Listening to Your Body: Feel Something? Say Something.
Listening to what your body is telling you is a major factor in your health and wellbeing. If you’re feeling something that seems out of the ordinary, your body may be signaling a “sign” or “symptom”. There are key differences between these two signals, and it is important to understand what they mean when your body is trying to tell you something. According to the American Cancer Society, signs and symptoms are both signals of injury, illness or disease. The difference between the two lies in how they are perceived at first.

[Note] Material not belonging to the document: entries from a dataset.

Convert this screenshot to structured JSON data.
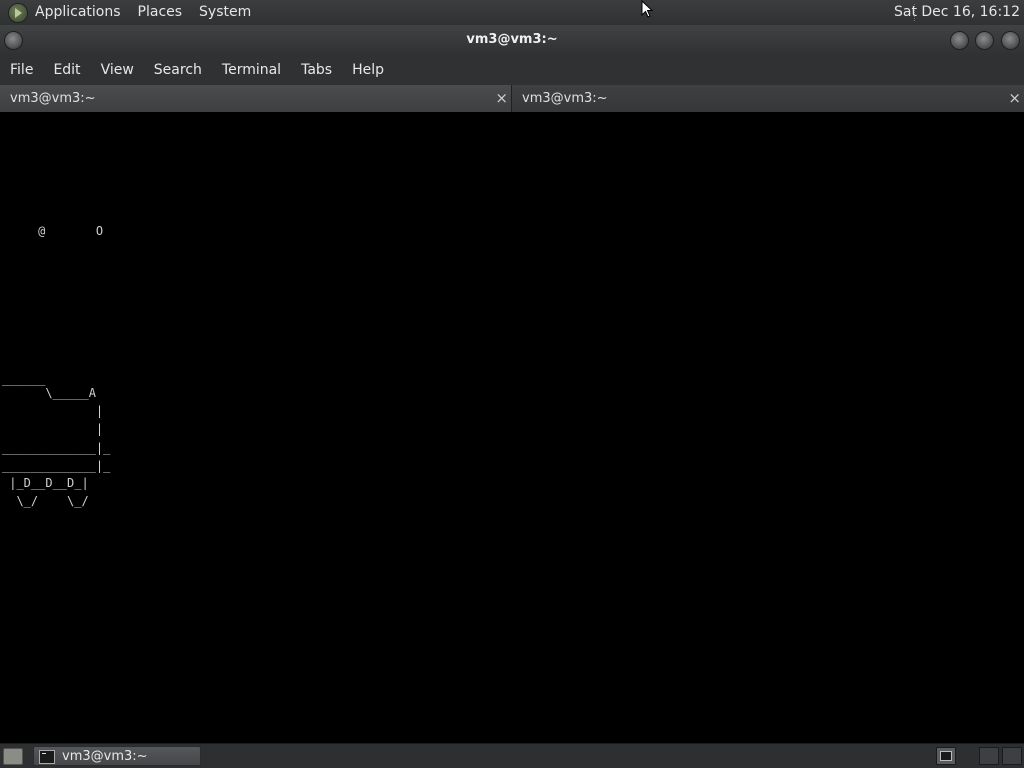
{
  "top_panel": {
    "menus": [
      "Applications",
      "Places",
      "System"
    ],
    "clock": "Sat Dec 16, 16:12"
  },
  "window": {
    "title": "vm3@vm3:~"
  },
  "menubar": {
    "items": [
      "File",
      "Edit",
      "View",
      "Search",
      "Terminal",
      "Tabs",
      "Help"
    ]
  },
  "tabs": [
    {
      "label": "vm3@vm3:~",
      "close": "×"
    },
    {
      "label": "vm3@vm3:~",
      "close": "×"
    }
  ],
  "terminal": {
    "lines": [
      "     @       O",
      "______",
      "      \\_____A",
      "             |",
      "             |",
      "_____________|_",
      "_____________|_",
      " |_D__D__D_|",
      "  \\_/    \\_/"
    ]
  },
  "taskbar": {
    "task_label": "vm3@vm3:~"
  },
  "icons": {
    "panel_logo": "applications-logo-icon",
    "terminal": "terminal-icon",
    "show_desktop": "show-desktop-icon"
  }
}
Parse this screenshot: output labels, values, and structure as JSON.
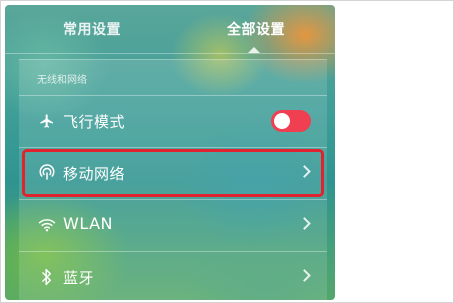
{
  "tabs": {
    "common_label": "常用设置",
    "all_label": "全部设置",
    "active": "全部设置"
  },
  "section": {
    "header": "无线和网络"
  },
  "rows": [
    {
      "label": "飞行模式",
      "icon": "airplane-icon",
      "control": "toggle",
      "toggle_color": "#ef3f50"
    },
    {
      "label": "移动网络",
      "icon": "mobile-network-icon",
      "control": "chevron",
      "highlighted": true
    },
    {
      "label": "WLAN",
      "icon": "wifi-icon",
      "control": "chevron"
    },
    {
      "label": "蓝牙",
      "icon": "bluetooth-icon",
      "control": "chevron"
    }
  ],
  "highlight_color": "#e0232f"
}
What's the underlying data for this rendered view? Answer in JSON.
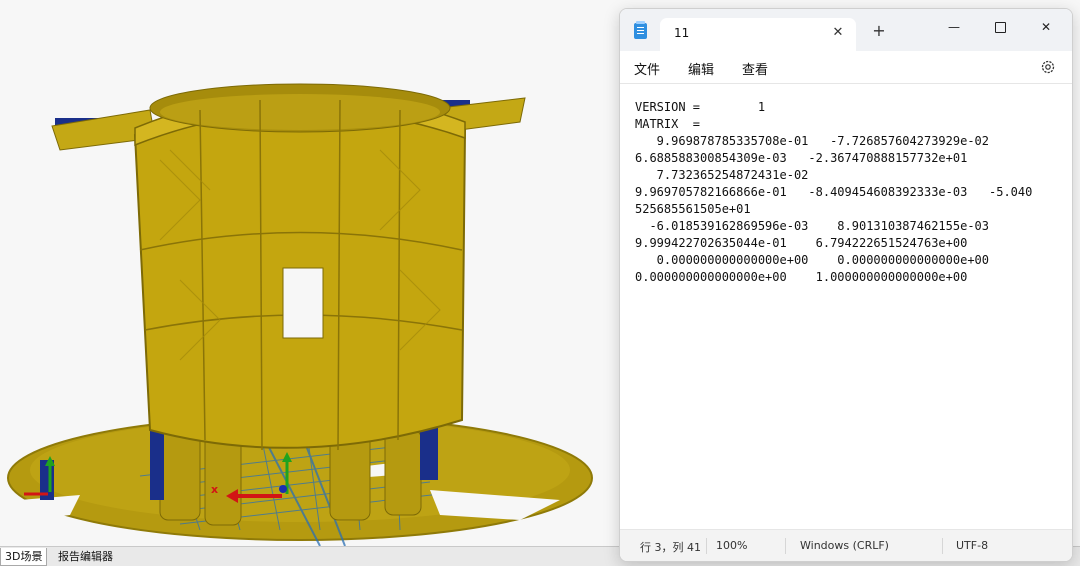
{
  "viewport": {
    "axis_label": "x"
  },
  "bottom_tabs": [
    {
      "label": "3D场景"
    },
    {
      "label": "报告编辑器"
    }
  ],
  "notepad": {
    "tab_title": "11",
    "tab_close": "✕",
    "new_tab": "+",
    "menu": [
      "文件",
      "编辑",
      "查看"
    ],
    "icons": {
      "app": "notepad-icon",
      "settings": "gear-icon"
    },
    "window_controls": {
      "minimize": "—",
      "close": "✕"
    },
    "content": "VERSION =        1\nMATRIX  =\n   9.969878785335708e-01   -7.726857604273929e-02\n6.688588300854309e-03   -2.367470888157732e+01\n   7.732365254872431e-02\n9.969705782166866e-01   -8.409454608392333e-03   -5.040\n525685561505e+01\n  -6.018539162869596e-03    8.901310387462155e-03\n9.999422702635044e-01    6.794222651524763e+00\n   0.000000000000000e+00    0.000000000000000e+00\n0.000000000000000e+00    1.000000000000000e+00",
    "status": {
      "position": "行 3，列 41",
      "zoom": "100%",
      "line_ending": "Windows (CRLF)",
      "encoding": "UTF-8"
    }
  }
}
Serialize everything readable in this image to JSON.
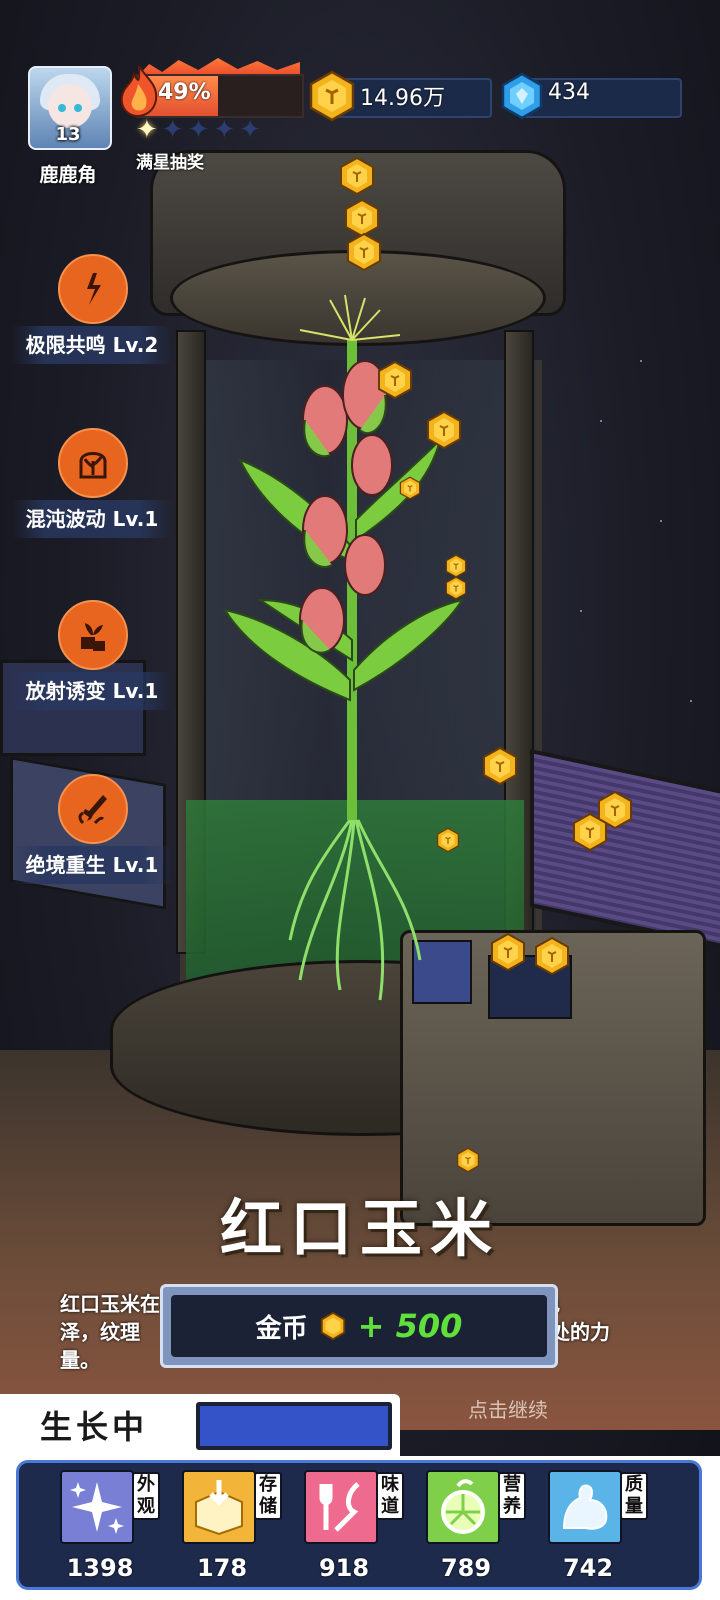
{
  "player": {
    "name": "鹿鹿角",
    "level": "13",
    "energy_percent": "49%",
    "energy_value": 0.49,
    "star_lottery_label": "满星抽奖",
    "stars_filled": 1,
    "stars_total": 5
  },
  "resources": {
    "coins": "14.96万",
    "gems": "434"
  },
  "skills": [
    {
      "label": "极限共鸣 Lv.2",
      "icon": "lightning-plant-icon"
    },
    {
      "label": "混沌波动 Lv.1",
      "icon": "bell-jar-plant-icon"
    },
    {
      "label": "放射诱变 Lv.1",
      "icon": "sprout-box-icon"
    },
    {
      "label": "绝境重生 Lv.1",
      "icon": "sword-plant-icon"
    }
  ],
  "result": {
    "title": "红口玉米",
    "description_line1": "红口玉米在极限共鸣的刺激下完成进化，籽粒转为深红色",
    "description_line2": "泽，纹理",
    "description_line2_end": "处的力",
    "description_line3": "量。",
    "reward_label": "金币",
    "reward_value": "+ 500",
    "continue_label": "点击继续"
  },
  "growth": {
    "status_label": "生长中",
    "progress": 1.0
  },
  "stats": [
    {
      "tag": "外观",
      "value": "1398",
      "icon": "sparkle-icon",
      "color": "#7a7fd6"
    },
    {
      "tag": "存储",
      "value": "178",
      "icon": "storage-box-icon",
      "color": "#f3b43a"
    },
    {
      "tag": "味道",
      "value": "918",
      "icon": "fork-knife-icon",
      "color": "#ef6a8f"
    },
    {
      "tag": "营养",
      "value": "789",
      "icon": "lemon-icon",
      "color": "#7fcf4a"
    },
    {
      "tag": "质量",
      "value": "742",
      "icon": "muscle-arm-icon",
      "color": "#5ab4e8"
    }
  ],
  "colors": {
    "accent_orange": "#e8651f",
    "reward_green": "#5fe03a",
    "panel_blue": "#1d2a4c",
    "progress_blue": "#3553c9"
  }
}
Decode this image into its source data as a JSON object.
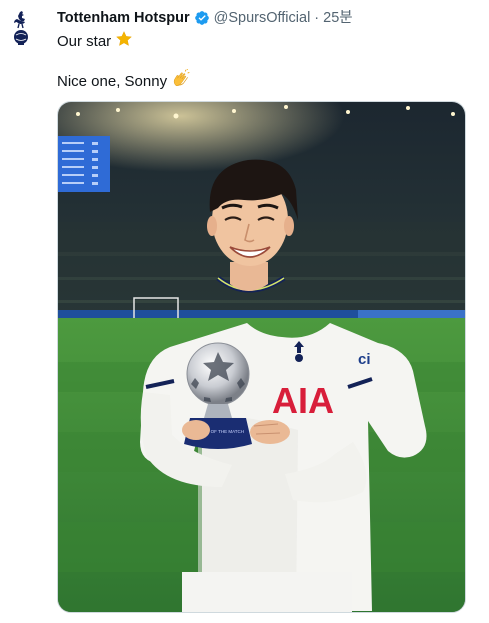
{
  "tweet": {
    "display_name": "Tottenham Hotspur",
    "handle": "@SpursOfficial",
    "separator": "·",
    "time": "25분",
    "line1": "Our star",
    "line2": "Nice one, Sonny"
  },
  "icons": {
    "avatar": "tottenham-cockerel-logo",
    "verified": "verified-badge-icon",
    "star": "star-emoji",
    "clap": "clapping-hands-emoji"
  },
  "media": {
    "description_icon": "photo",
    "trophy_text": "PLAYER OF THE MATCH",
    "shirt_sponsor": "AIA"
  },
  "colors": {
    "text": "#0f1419",
    "secondary": "#536471",
    "verified_blue": "#1d9bf0",
    "pitch_green": "#3f8a3a",
    "spurs_navy": "#132257"
  }
}
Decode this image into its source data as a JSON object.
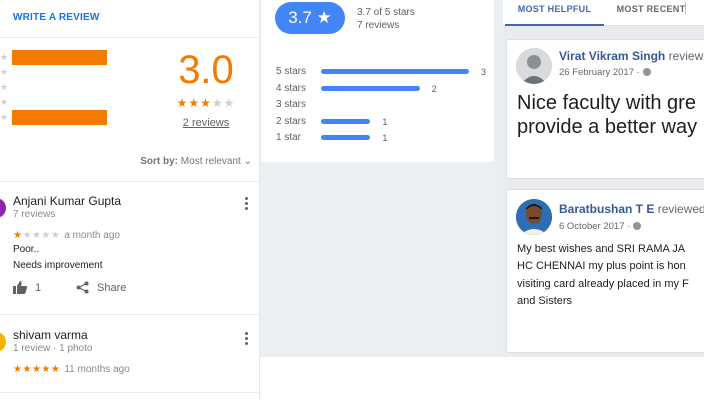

A sign is a signal that can be seen by someone else, whether it be a loved one, caregiver, doctor, or another medical professional. Examples of signs include fever, fast breathing and abnormal lung sounds heard through a stethoscope.
A symptom is a signal felt or noticed by the person who has it, but may not be easily seen by others. Examples of symptoms include weakness, aching and shortness of breath. Having one sign or symptom often isn’t enough to pinpoint a specific injury, illness or disease.
Paying attention to the signs and symptoms that your body is giving you can detect certain diseases early, especially cancer. General signs and symptoms of cancer include:
- Unexplained weight loss
- Changes in the skin, including:
- Darker looking skin
- Yellowish skin and eyes
- Reddened skin
- Excessive hair growth
Keep in mind that a singular sign or symptom is not necessarily cause for alarm. In addition to these general signs of cancer, some cancers may present their own specific set of signs and symptoms. For example, changes in bowel functions or bladder habits may indicate colon, bladder or prostate cancer.1
No matter the sign or symptom, it is important to pay attention to what your body is indicating. It is especially important for cancer patients to be aware of returning symptoms following treatment. Previous cancer patients should keep track of any recurring cancer diagnosis.